The Autodesk Foundation is committed to accessible and transparent philanthropy
2020 was a year that challenged everyone’s resilience but also led organizations and teams to reflect on critical issues. At the Autodesk Foundation we spent time considering how the events of the year should inform our work and took inspiration from the efforts of the Diversity & Belonging team to look closely at how Diversity, Equity, and Inclusion (DEI) are tied to the Autodesk Foundation’s mission to support the design and creation of innovative solutions to the world’s most pressing social and environmental challenges.
As we begin the new fiscal year, we’re announcing our first ever DEI strategy to bring urgency and focus to this work at the Autodesk Foundation. This strategy is informed by Autodesk’s commitment to Diversity & Belonging, though selected objectives that reflect the specific challenges, opportunities, and frameworks used in the field of philanthropy.
Understanding diversity in our portfolio
For nonprofits and startups led by people of color (POC) and women, access to financial capital is a significant challenge. Each year, an average of just 4% of philanthropic funding in the US goes to nonprofits led by Black or Latinx leaders. In 2019, female startup founders in the US received only 2.8% and Black founders 1% of venture capital funding, respectively. 0.27% of venture capital went to Black women and 0.37% went to Latina women.
In grappling with the complexity of the issue, we went directly to the leaders in our portfolio. We collected data from 29 nonprofits and startups on 1) the organizations’ current diversity data collection practices and 2) the racial and gender composition of the organizations’ senior leadership.

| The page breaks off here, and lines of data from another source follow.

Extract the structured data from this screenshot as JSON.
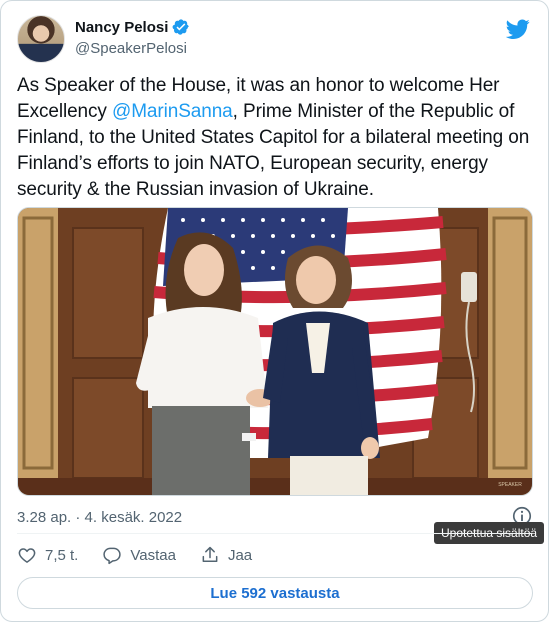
{
  "author": {
    "display_name": "Nancy Pelosi",
    "handle": "@SpeakerPelosi",
    "verified": true
  },
  "tweet": {
    "text_before": "As Speaker of the House, it was an honor to welcome Her Excellency ",
    "mention": "@MarinSanna",
    "text_after": ", Prime Minister of the Republic of Finland, to the United States Capitol for a bilateral meeting on Finland’s efforts to join NATO, European security, energy security & the Russian invasion of Ukraine.",
    "timestamp": "3.28 ap. · 4. kesäk. 2022",
    "tooltip": "Upotettua sisältöä"
  },
  "actions": {
    "like_count": "7,5 t.",
    "reply_label": "Vastaa",
    "share_label": "Jaa"
  },
  "read_replies_label": "Lue 592 vastausta",
  "colors": {
    "accent": "#1d9bf0",
    "text": "#0f1419",
    "muted": "#536471",
    "border": "#cfd9de"
  },
  "icons": [
    "verified-badge-icon",
    "twitter-bird-icon",
    "info-icon",
    "heart-icon",
    "reply-icon",
    "share-icon"
  ]
}
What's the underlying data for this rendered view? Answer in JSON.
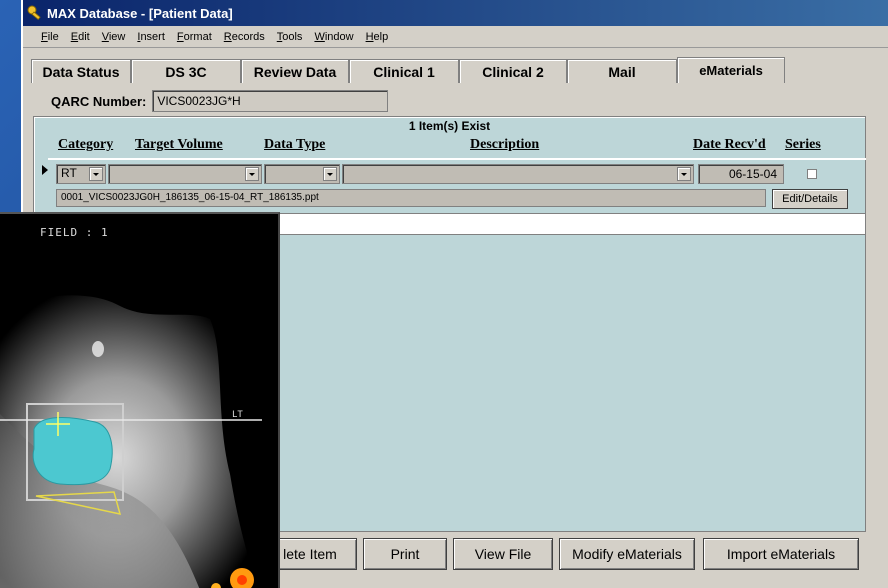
{
  "window": {
    "title": "MAX Database - [Patient Data]"
  },
  "menu": [
    "File",
    "Edit",
    "View",
    "Insert",
    "Format",
    "Records",
    "Tools",
    "Window",
    "Help"
  ],
  "tabs": [
    {
      "label": "Data Status"
    },
    {
      "label": "DS 3C"
    },
    {
      "label": "Review Data"
    },
    {
      "label": "Clinical 1"
    },
    {
      "label": "Clinical  2"
    },
    {
      "label": "Mail"
    },
    {
      "label": "eMaterials",
      "active": true
    }
  ],
  "qarc": {
    "label": "QARC Number:",
    "value": "VICS0023JG*H"
  },
  "items": {
    "count_text": "1 Item(s) Exist",
    "columns": {
      "category": "Category",
      "target_volume": "Target Volume",
      "data_type": "Data Type",
      "description": "Description",
      "date_recvd": "Date Recv'd",
      "series": "Series"
    },
    "row": {
      "category": "RT",
      "target_volume": "",
      "data_type": "",
      "description": "",
      "date_recvd": "06-15-04",
      "file_path": "0001_VICS0023JG0H_186135_06-15-04_RT_186135.ppt",
      "edit_label": "Edit/Details"
    }
  },
  "buttons": {
    "delete": "lete Item",
    "print": "Print",
    "view_file": "View File",
    "modify": "Modify eMaterials",
    "import": "Import eMaterials"
  },
  "overlay_image": {
    "field_label": "FIELD :  1",
    "lt_label": "LT"
  },
  "colors": {
    "titlebar": "#0a246a",
    "panel": "#bdd6d8",
    "background": "#1e4f9a",
    "tumor_fill": "#4cc8d0"
  }
}
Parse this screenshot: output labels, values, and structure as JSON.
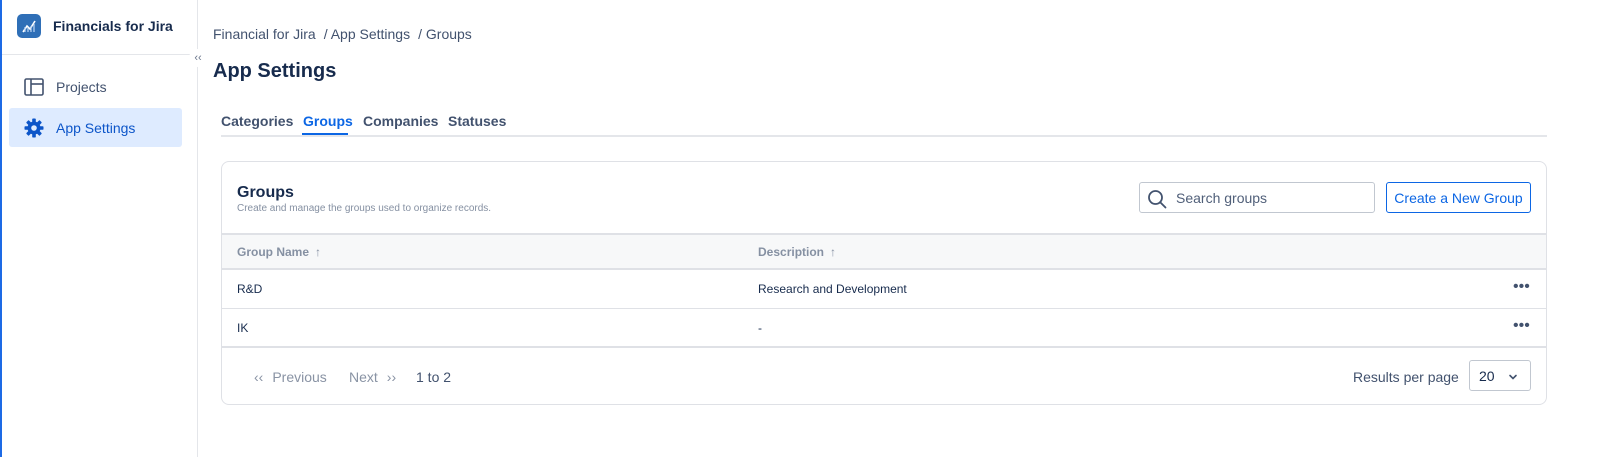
{
  "app": {
    "name": "Financials for Jira",
    "accent_color": "#0c66e4",
    "logo_icon": "chart-logo-icon"
  },
  "sidebar": {
    "collapse_icon": "double-chevron-left-icon",
    "items": [
      {
        "label": "Projects",
        "icon": "layout-icon",
        "active": false
      },
      {
        "label": "App Settings",
        "icon": "gear-icon",
        "active": true
      }
    ]
  },
  "breadcrumb": [
    "Financial for Jira",
    "/ App Settings",
    "/ Groups"
  ],
  "page_title": "App Settings",
  "tabs": [
    {
      "label": "Categories",
      "active": false
    },
    {
      "label": "Groups",
      "active": true
    },
    {
      "label": "Companies",
      "active": false
    },
    {
      "label": "Statuses",
      "active": false
    }
  ],
  "groups_card": {
    "title": "Groups",
    "subtitle": "Create and manage the groups used to organize records.",
    "search": {
      "placeholder": "Search groups",
      "value": "",
      "icon": "search-icon"
    },
    "create_button": "Create a New Group",
    "columns": [
      {
        "label": "Group Name",
        "sort": "ascending"
      },
      {
        "label": "Description",
        "sort": "ascending"
      }
    ],
    "rows": [
      {
        "name": "R&D",
        "description": "Research and Development"
      },
      {
        "name": "IK",
        "description": "-"
      }
    ],
    "pagination": {
      "previous": "Previous",
      "next": "Next",
      "range": "1 to 2",
      "results_per_page_label": "Results per page",
      "results_per_page_value": "20"
    }
  }
}
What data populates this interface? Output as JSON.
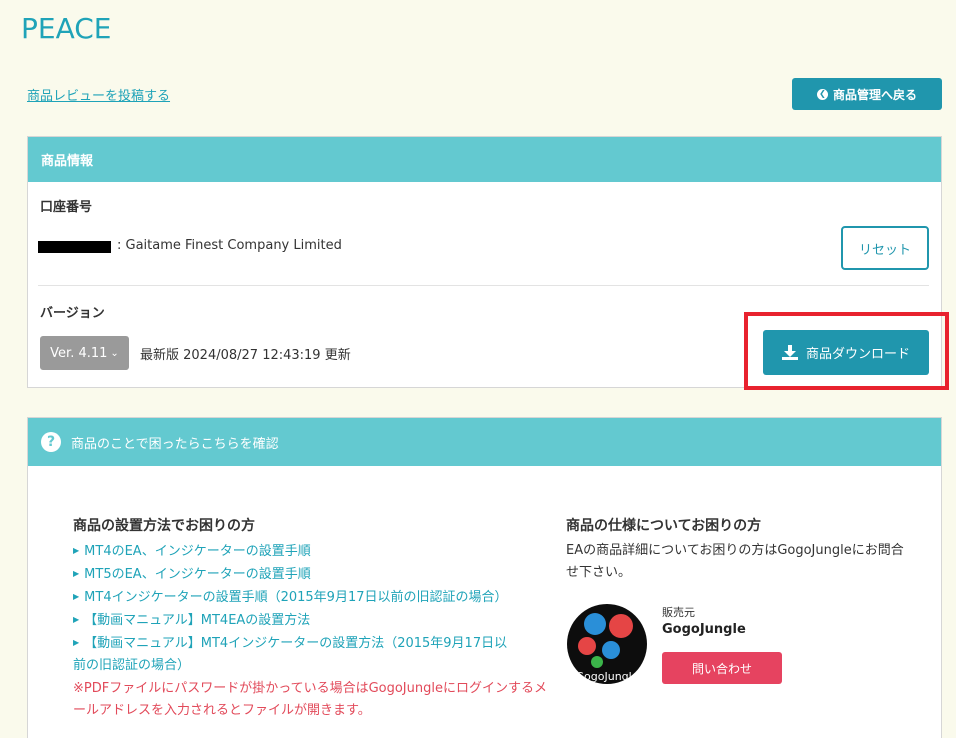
{
  "page": {
    "title": "PEACE",
    "review_link": "商品レビューを投稿する",
    "back_button": "商品管理へ戻る"
  },
  "product_info": {
    "header": "商品情報",
    "account_label": "口座番号",
    "account_value": ": Gaitame Finest Company Limited",
    "reset_button": "リセット",
    "version_label": "バージョン",
    "version_selected": "Ver. 4.11",
    "version_status": "最新版 2024/08/27 12:43:19 更新",
    "download_button": "商品ダウンロード"
  },
  "help": {
    "header": "商品のことで困ったらこちらを確認",
    "install_title": "商品の設置方法でお困りの方",
    "links": [
      "MT4のEA、インジケーターの設置手順",
      "MT5のEA、インジケーターの設置手順",
      "MT4インジケーターの設置手順（2015年9月17日以前の旧認証の場合）",
      "【動画マニュアル】MT4EAの設置方法",
      "【動画マニュアル】MT4インジケーターの設置方法（2015年9月17日以",
      "前の旧認証の場合）"
    ],
    "warning": "※PDFファイルにパスワードが掛かっている場合はGogoJungleにログインするメールアドレスを入力されるとファイルが開きます。",
    "spec_title": "商品の仕様についてお困りの方",
    "spec_text": "EAの商品詳細についてお困りの方はGogoJungleにお問合せ下さい。",
    "seller_label": "販売元",
    "seller_name": "GogoJungle",
    "seller_logo_text": "GogoJungle",
    "contact_button": "問い合わせ"
  },
  "colors": {
    "accent": "#2096ad",
    "header_bg": "#63c9d0",
    "highlight": "#e8222e",
    "warning": "#e24a5a",
    "contact": "#e64360",
    "background": "#fafaec"
  }
}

The responses we received about their diversity data collection practices were encouraging. DEI is top of mind for all, 86% of organizations collect diversity data, and almost all organizations use diversity data to inform their hiring practices. The leadership composition data, however, made clear that a lot of work still needs to be done. As funders we are committed to inclusive practices, especially for those who have been traditionally underrepresented in venture capital and philanthropic funding. Below are the three key takeaways from the survey:

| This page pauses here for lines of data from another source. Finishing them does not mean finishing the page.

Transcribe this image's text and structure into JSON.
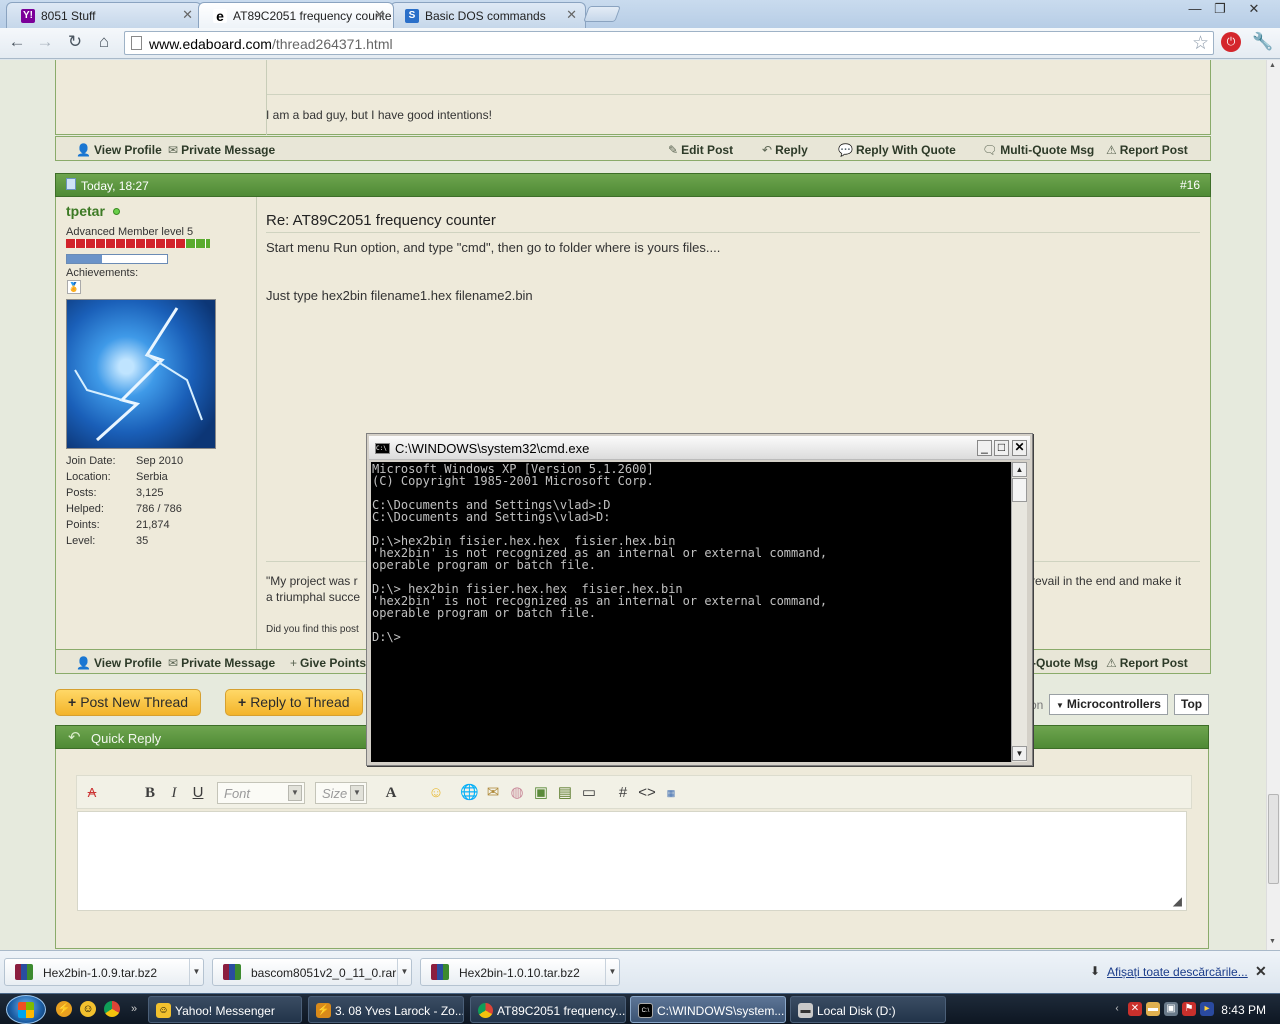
{
  "tabs": [
    {
      "label": "8051 Stuff",
      "favicon": "Y!",
      "active": false
    },
    {
      "label": "AT89C2051 frequency counte",
      "favicon": "e",
      "active": true
    },
    {
      "label": "Basic DOS commands",
      "favicon": "S",
      "active": false
    }
  ],
  "toolbar": {
    "url_domain": "www.edaboard.com",
    "url_path": "/thread264371.html"
  },
  "previous_post": {
    "signature": "I am a bad guy, but I have good intentions!",
    "footer_left": [
      "View Profile",
      "Private Message"
    ],
    "footer_right": [
      "Edit Post",
      "Reply",
      "Reply With Quote",
      "Multi-Quote Msg",
      "Report Post"
    ]
  },
  "post": {
    "date": "Today, 18:27",
    "number": "#16",
    "username": "tpetar",
    "rank": "Advanced Member level 5",
    "achievements_label": "Achievements:",
    "info": [
      {
        "label": "Join Date:",
        "value": "Sep 2010"
      },
      {
        "label": "Location:",
        "value": "Serbia"
      },
      {
        "label": "Posts:",
        "value": "3,125"
      },
      {
        "label": "Helped:",
        "value": "786 / 786"
      },
      {
        "label": "Points:",
        "value": "21,874"
      },
      {
        "label": "Level:",
        "value": "35"
      }
    ],
    "title": "Re: AT89C2051 frequency counter",
    "body_line1": "Start menu Run option, and type \"cmd\", then go to folder where is yours files....",
    "body_line2": "Just type hex2bin filename1.hex filename2.bin",
    "sig_part1": "\"My project was r",
    "sig_part1b": "a triumphal succe",
    "sig_part2": "revail in the end and make it",
    "did_you_find": "Did you find this post",
    "footer_left": [
      "View Profile",
      "Private Message",
      "Give Points"
    ],
    "footer_right": [
      "-Quote Msg",
      "Report Post"
    ]
  },
  "actions": {
    "post_new_thread": "Post New Thread",
    "reply_to_thread": "Reply to Thread",
    "nav_fragment": "on",
    "forum_select": "Microcontrollers",
    "top": "Top"
  },
  "quick_reply": {
    "header": "Quick Reply",
    "font_placeholder": "Font",
    "size_placeholder": "Size"
  },
  "cmd": {
    "title": "C:\\WINDOWS\\system32\\cmd.exe",
    "lines": [
      "Microsoft Windows XP [Version 5.1.2600]",
      "(C) Copyright 1985-2001 Microsoft Corp.",
      "",
      "C:\\Documents and Settings\\vlad>:D",
      "C:\\Documents and Settings\\vlad>D:",
      "",
      "D:\\>hex2bin fisier.hex.hex  fisier.hex.bin",
      "'hex2bin' is not recognized as an internal or external command,",
      "operable program or batch file.",
      "",
      "D:\\> hex2bin fisier.hex.hex  fisier.hex.bin",
      "'hex2bin' is not recognized as an internal or external command,",
      "operable program or batch file.",
      "",
      "D:\\>"
    ]
  },
  "downloads": [
    {
      "name": "Hex2bin-1.0.9.tar.bz2"
    },
    {
      "name": "bascom8051v2_0_11_0.rar"
    },
    {
      "name": "Hex2bin-1.0.10.tar.bz2"
    }
  ],
  "downloads_show_all": "Afișați toate descărcările...",
  "taskbar": {
    "tasks": [
      {
        "label": "Yahoo! Messenger",
        "active": false
      },
      {
        "label": "3. 08 Yves Larock - Zo...",
        "active": false
      },
      {
        "label": "AT89C2051 frequency...",
        "active": false
      },
      {
        "label": "C:\\WINDOWS\\system...",
        "active": true
      },
      {
        "label": "Local Disk (D:)",
        "active": false
      }
    ],
    "clock": "8:43 PM"
  },
  "colors": {
    "forum_green": "#4f8a35",
    "post_bg": "#eeeada",
    "button_yellow": "#f3b42a",
    "cmd_bg": "#000000",
    "cmd_text": "#c0c0c0"
  }
}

#1: Fourteen percent of our portfolio organizations are led by people of color
14% of the founders/CEOs in our portfolio identified as people of color. About half of the organizations had POC representation in senior leadership.

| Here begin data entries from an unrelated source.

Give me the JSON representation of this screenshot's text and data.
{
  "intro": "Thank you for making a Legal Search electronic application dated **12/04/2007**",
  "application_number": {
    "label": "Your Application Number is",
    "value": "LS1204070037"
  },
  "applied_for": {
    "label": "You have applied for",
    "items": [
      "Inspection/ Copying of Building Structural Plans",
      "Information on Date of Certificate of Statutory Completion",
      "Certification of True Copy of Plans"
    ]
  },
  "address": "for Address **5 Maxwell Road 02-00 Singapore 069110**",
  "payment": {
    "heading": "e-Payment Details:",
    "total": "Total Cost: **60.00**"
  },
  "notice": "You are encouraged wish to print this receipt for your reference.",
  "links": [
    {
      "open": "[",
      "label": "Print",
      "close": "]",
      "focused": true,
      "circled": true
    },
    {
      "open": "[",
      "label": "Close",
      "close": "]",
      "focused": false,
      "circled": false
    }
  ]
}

14% portfolio organizations had POC* founders and/or CEOs
#2. Nearly half of our portfolio organizations are led by women
Women are well represented in our portfolio, with 48% of organizations led or founded by women, and 86% with women represented in senior leadership. However, we observed variations across our three impact opportunity areas and lower female representation in the startups we fund compared to the nonprofits.
#3. Organizations operating outside the US have little local representation in senior leadership
Given that half of our portfolio primarily operates outside of the US, underrepresentation must be considered within the regional context in which our grantees and investees work. Currently, the majority of these global organizations are led by Americans rather than more proximate founders.
Our commitments to grow the funding pipeline of diverse changemakers
“We must change the processes and systems that reinforce bias in impact investing and philanthropy. Opening up our sourcing is one way we can grow the funding pipeline of diverse changemakers” says Ishita Jain, Impact Data & Insights Manager at the Autodesk Foundation.
Studies show that this stark difference in who gets capital is in large part driven by who is even considered; it can be incredibly difficult to get one’s organization in front of an institutional funder. This is due to the outsized role of networks, warm referrals, and “invite only” stances in funders’ recruitment practices (known as “sourcing”). With the clarity provided by the results of our portfolio survey, we are overhauling our sourcing practices to increase the number and diversity of the candidates we consider for funding. We are committed to creating a more representative and inclusive portfolio and are on track to meet the following three objectives by the end of fiscal year 2022:
- Increase geographic and demographic diversity of leadership across the portfolio.
We aim to at least doubling the number of organizations led by people of color, and tripling Black, Latinx leadership in particular. This also means maintaining female executive representation above 30% across both nonprofits and startups. We also aim to support more proximate leaders outside the US and will be gathering more data to guide the process.
- Apply an equity lens across all Impact Opportunity Areas.
Given the range of geographies, issue areas, and solutions we consider, our efforts will strive to reflect the specific DEI challenges and opportunities relevant to those contexts. For example, race-related barriers to employment in the US is an equity issue intertwined with solutions we fund in the Work & Prosperity portfolio, whereas the intersection of gender and poverty are challenges present across sectors within our Health & Resilience portfolio.
- Increase transparency and accountability to Foundation stakeholders.
Our ways of working must also reflect DEI values. We made an intentional shift from referral only sourcing to open sourcing: any organization may now refer itself to our team for review using our Discovery Form which is available on Autodesk.org. Further, this article is part of a larger effort to remain transparent and accountable to our stakeholders throughout our DEI journey, including Autodesk, our Autodesk colleagues, our portfolio organizations, and the communities we reach.
This is an evolving and complex area of work and we value hearing the perspectives and insights of the broader community.